* [Exercise] Every line from the one with "Give me the" to the end of the entries, both included, is to be copied exactly; the other lines stay out.

[Stored data entries]

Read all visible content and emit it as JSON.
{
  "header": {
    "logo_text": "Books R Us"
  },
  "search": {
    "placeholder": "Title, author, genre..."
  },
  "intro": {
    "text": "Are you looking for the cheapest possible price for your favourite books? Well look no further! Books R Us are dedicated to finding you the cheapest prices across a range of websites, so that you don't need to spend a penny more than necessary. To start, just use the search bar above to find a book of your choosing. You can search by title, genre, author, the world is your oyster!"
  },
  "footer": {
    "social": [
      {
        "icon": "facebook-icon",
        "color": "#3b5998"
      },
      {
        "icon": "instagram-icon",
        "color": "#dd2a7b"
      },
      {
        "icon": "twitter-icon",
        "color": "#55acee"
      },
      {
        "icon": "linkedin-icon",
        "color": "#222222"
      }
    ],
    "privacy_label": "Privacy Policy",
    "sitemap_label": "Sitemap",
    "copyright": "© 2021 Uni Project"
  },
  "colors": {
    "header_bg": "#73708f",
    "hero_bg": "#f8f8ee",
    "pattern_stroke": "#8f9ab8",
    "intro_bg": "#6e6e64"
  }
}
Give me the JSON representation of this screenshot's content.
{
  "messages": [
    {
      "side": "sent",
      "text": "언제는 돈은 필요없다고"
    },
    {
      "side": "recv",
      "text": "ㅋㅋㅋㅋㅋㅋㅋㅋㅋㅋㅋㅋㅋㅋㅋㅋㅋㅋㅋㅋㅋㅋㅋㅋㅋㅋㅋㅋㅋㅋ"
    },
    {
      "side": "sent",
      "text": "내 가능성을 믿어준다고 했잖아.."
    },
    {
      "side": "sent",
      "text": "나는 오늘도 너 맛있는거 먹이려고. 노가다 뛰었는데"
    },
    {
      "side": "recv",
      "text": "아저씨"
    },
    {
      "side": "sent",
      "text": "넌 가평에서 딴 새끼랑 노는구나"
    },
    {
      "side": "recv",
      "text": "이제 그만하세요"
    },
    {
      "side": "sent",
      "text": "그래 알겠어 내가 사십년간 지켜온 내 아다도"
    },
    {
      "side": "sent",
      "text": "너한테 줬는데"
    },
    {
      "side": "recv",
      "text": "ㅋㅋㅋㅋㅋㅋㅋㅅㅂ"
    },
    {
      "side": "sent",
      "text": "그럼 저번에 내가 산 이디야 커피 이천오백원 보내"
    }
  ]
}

* [Answer box]
Give me the JSON representation of this screenshot's content.
{
  "messages": [
    {
      "side": "sent",
      "text": "언제는 돈은 필요없다고"
    },
    {
      "side": "recv",
      "text": "ㅋㅋㅋㅋㅋㅋㅋㅋㅋㅋㅋㅋㅋㅋㅋㅋㅋㅋㅋㅋㅋㅋㅋㅋㅋㅋㅋㅋㅋㅋ"
    },
    {
      "side": "sent",
      "text": "내 가능성을 믿어준다고 했잖아.."
    },
    {
      "side": "sent",
      "text": "나는 오늘도 너 맛있는거 먹이려고. 노가다 뛰었는데"
    },
    {
      "side": "recv",
      "text": "아저씨"
    },
    {
      "side": "sent",
      "text": "넌 가평에서 딴 새끼랑 노는구나"
    },
    {
      "side": "recv",
      "text": "이제 그만하세요"
    },
    {
      "side": "sent",
      "text": "그래 알겠어 내가 사십년간 지켜온 내 아다도"
    },
    {
      "side": "sent",
      "text": "너한테 줬는데"
    },
    {
      "side": "recv",
      "text": "ㅋㅋㅋㅋㅋㅋㅋㅅㅂ"
    },
    {
      "side": "sent",
      "text": "그럼 저번에 내가 산 이디야 커피 이천오백원 보내"
    }
  ]
}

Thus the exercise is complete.